MATERIAL FOR THIS EXERCISE:
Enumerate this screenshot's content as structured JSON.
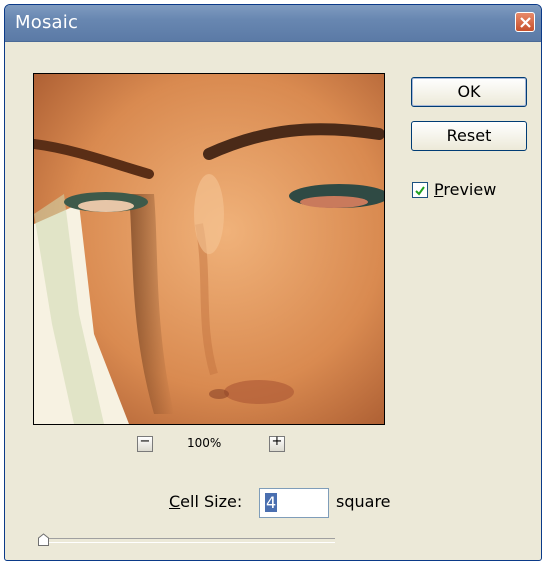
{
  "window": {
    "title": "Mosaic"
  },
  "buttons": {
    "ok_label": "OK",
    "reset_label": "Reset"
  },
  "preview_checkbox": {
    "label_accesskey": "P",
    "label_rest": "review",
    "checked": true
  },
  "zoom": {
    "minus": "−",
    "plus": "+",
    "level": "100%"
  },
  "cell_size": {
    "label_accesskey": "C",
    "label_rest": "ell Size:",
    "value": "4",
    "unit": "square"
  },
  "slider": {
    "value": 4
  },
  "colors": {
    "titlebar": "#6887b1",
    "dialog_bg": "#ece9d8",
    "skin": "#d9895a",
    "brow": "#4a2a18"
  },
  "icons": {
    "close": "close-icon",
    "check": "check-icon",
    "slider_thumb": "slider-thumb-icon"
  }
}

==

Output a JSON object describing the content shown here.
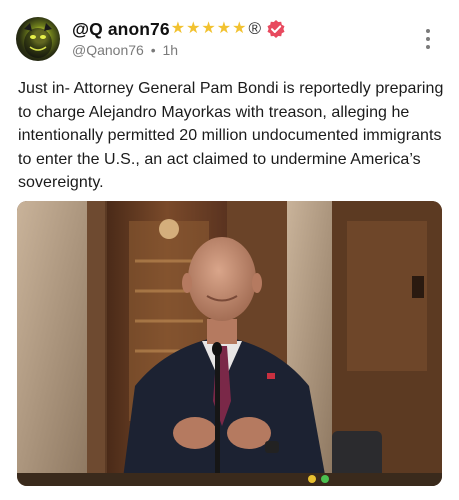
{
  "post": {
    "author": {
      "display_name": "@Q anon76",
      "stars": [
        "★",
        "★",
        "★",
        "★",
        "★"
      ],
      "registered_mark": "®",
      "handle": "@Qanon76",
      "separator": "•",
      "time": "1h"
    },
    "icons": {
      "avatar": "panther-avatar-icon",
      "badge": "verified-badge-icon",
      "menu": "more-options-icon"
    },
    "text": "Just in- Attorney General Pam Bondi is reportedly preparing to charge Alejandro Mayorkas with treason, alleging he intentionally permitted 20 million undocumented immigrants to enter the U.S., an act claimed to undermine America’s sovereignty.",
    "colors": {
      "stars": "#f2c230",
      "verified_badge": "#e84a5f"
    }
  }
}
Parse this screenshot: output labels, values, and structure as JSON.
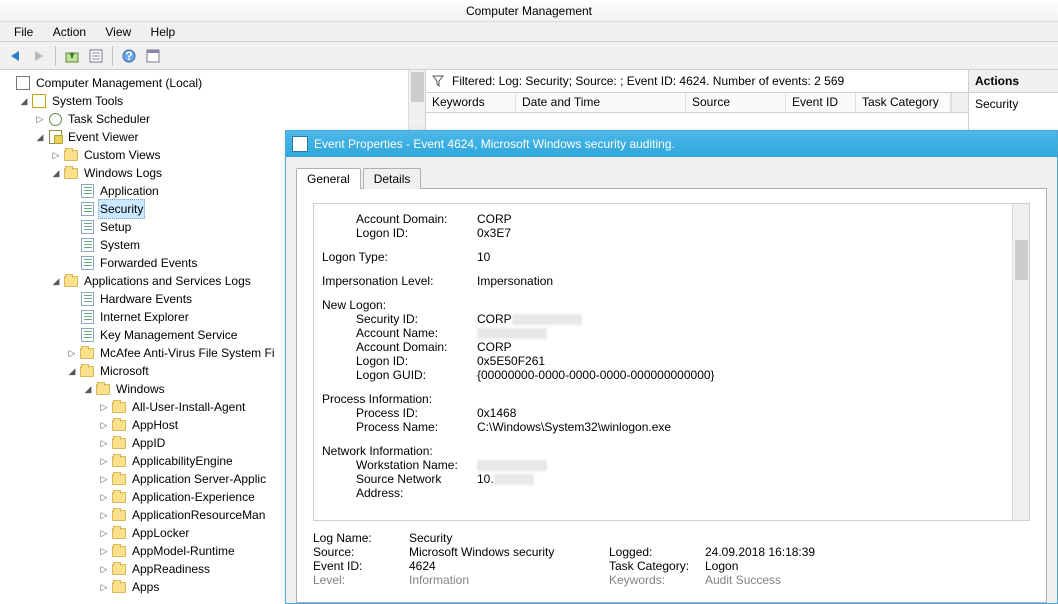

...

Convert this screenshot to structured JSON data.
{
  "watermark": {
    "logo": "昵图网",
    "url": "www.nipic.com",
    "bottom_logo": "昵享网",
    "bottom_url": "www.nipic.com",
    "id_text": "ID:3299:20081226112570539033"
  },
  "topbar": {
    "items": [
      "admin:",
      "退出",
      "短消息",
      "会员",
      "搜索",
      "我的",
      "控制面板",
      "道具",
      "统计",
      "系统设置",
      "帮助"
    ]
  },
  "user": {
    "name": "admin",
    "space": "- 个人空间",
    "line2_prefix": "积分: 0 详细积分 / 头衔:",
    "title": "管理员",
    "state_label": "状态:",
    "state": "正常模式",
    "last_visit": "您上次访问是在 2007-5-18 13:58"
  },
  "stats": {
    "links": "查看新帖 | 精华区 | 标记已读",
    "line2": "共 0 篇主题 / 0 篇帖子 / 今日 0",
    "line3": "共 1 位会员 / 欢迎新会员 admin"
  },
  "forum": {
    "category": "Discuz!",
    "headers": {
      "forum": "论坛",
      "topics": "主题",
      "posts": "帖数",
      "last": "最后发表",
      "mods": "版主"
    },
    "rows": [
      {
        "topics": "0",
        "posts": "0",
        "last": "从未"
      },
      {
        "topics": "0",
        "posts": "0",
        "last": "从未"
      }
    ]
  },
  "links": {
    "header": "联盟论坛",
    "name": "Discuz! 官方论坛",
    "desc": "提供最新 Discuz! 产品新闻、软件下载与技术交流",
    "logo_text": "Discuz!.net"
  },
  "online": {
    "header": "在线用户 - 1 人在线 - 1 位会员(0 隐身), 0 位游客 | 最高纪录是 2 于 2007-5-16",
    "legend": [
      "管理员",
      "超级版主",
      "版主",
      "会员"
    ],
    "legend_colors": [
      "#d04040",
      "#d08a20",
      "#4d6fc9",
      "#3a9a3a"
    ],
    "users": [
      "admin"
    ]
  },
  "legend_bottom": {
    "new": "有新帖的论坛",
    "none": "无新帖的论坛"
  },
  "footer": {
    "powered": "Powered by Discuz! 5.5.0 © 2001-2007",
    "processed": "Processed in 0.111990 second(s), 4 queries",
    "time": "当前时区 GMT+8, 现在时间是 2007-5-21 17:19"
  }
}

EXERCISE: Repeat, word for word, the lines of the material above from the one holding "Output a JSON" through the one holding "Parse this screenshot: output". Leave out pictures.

SOLUTION FOR THIS TASK:
Output a JSON object describing the content shown here.
{
  "post": {
    "author": {
      "display_name": "@Q anon76",
      "stars": [
        "★",
        "★",
        "★",
        "★",
        "★"
      ],
      "registered_mark": "®",
      "handle": "@Qanon76",
      "separator": "•",
      "time": "1h"
    },
    "icons": {
      "avatar": "panther-avatar-icon",
      "badge": "verified-badge-icon",
      "menu": "more-options-icon"
    },
    "text": "Just in- Attorney General Pam Bondi is reportedly preparing to charge Alejandro Mayorkas with treason, alleging he intentionally permitted 20 million undocumented immigrants to enter the U.S., an act claimed to undermine America’s sovereignty.",
    "colors": {
      "stars": "#f2c230",
      "verified_badge": "#e84a5f"
    }
  }
}
Parse this screenshot: output labels, values, and structure as JSON.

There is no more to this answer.